[Input for this task Boundary: Start]

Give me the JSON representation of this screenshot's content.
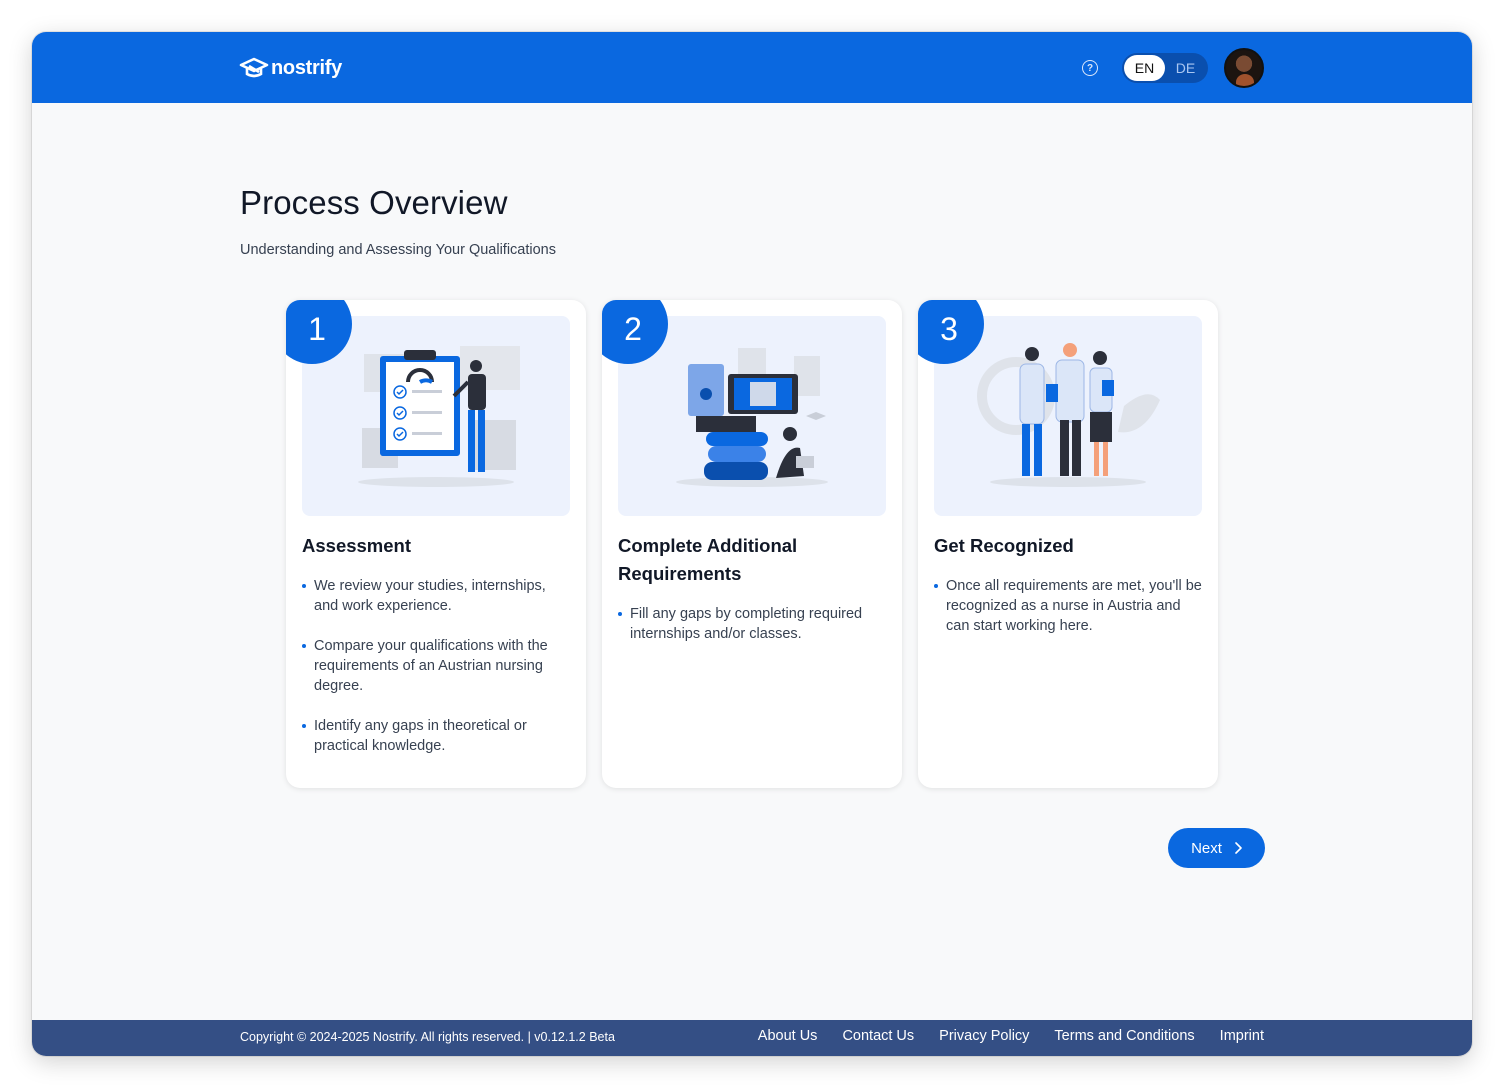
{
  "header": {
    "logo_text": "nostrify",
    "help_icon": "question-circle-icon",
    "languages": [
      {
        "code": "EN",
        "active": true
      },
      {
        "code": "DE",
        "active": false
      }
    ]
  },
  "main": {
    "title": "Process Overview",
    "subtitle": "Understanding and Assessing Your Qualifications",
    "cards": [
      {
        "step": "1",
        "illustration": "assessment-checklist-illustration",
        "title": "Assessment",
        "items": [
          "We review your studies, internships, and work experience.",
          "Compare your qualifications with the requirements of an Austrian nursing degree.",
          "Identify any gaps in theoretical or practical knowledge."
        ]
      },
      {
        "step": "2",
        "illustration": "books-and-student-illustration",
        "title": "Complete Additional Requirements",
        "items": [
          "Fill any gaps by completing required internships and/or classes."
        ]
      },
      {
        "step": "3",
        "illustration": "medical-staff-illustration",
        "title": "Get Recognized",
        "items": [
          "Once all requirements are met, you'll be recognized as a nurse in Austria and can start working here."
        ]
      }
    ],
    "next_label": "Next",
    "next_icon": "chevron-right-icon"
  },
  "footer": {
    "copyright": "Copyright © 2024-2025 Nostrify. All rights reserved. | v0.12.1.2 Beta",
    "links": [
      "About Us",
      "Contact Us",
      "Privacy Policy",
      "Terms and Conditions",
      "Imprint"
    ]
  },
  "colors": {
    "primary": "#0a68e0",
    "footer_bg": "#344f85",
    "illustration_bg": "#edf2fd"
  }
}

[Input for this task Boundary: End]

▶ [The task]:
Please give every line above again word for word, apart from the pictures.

▶ [Task output]:
Give me the JSON representation of this screenshot's content.
{
  "header": {
    "logo_text": "nostrify",
    "help_icon": "question-circle-icon",
    "languages": [
      {
        "code": "EN",
        "active": true
      },
      {
        "code": "DE",
        "active": false
      }
    ]
  },
  "main": {
    "title": "Process Overview",
    "subtitle": "Understanding and Assessing Your Qualifications",
    "cards": [
      {
        "step": "1",
        "illustration": "assessment-checklist-illustration",
        "title": "Assessment",
        "items": [
          "We review your studies, internships, and work experience.",
          "Compare your qualifications with the requirements of an Austrian nursing degree.",
          "Identify any gaps in theoretical or practical knowledge."
        ]
      },
      {
        "step": "2",
        "illustration": "books-and-student-illustration",
        "title": "Complete Additional Requirements",
        "items": [
          "Fill any gaps by completing required internships and/or classes."
        ]
      },
      {
        "step": "3",
        "illustration": "medical-staff-illustration",
        "title": "Get Recognized",
        "items": [
          "Once all requirements are met, you'll be recognized as a nurse in Austria and can start working here."
        ]
      }
    ],
    "next_label": "Next",
    "next_icon": "chevron-right-icon"
  },
  "footer": {
    "copyright": "Copyright © 2024-2025 Nostrify. All rights reserved. | v0.12.1.2 Beta",
    "links": [
      "About Us",
      "Contact Us",
      "Privacy Policy",
      "Terms and Conditions",
      "Imprint"
    ]
  },
  "colors": {
    "primary": "#0a68e0",
    "footer_bg": "#344f85",
    "illustration_bg": "#edf2fd"
  }
}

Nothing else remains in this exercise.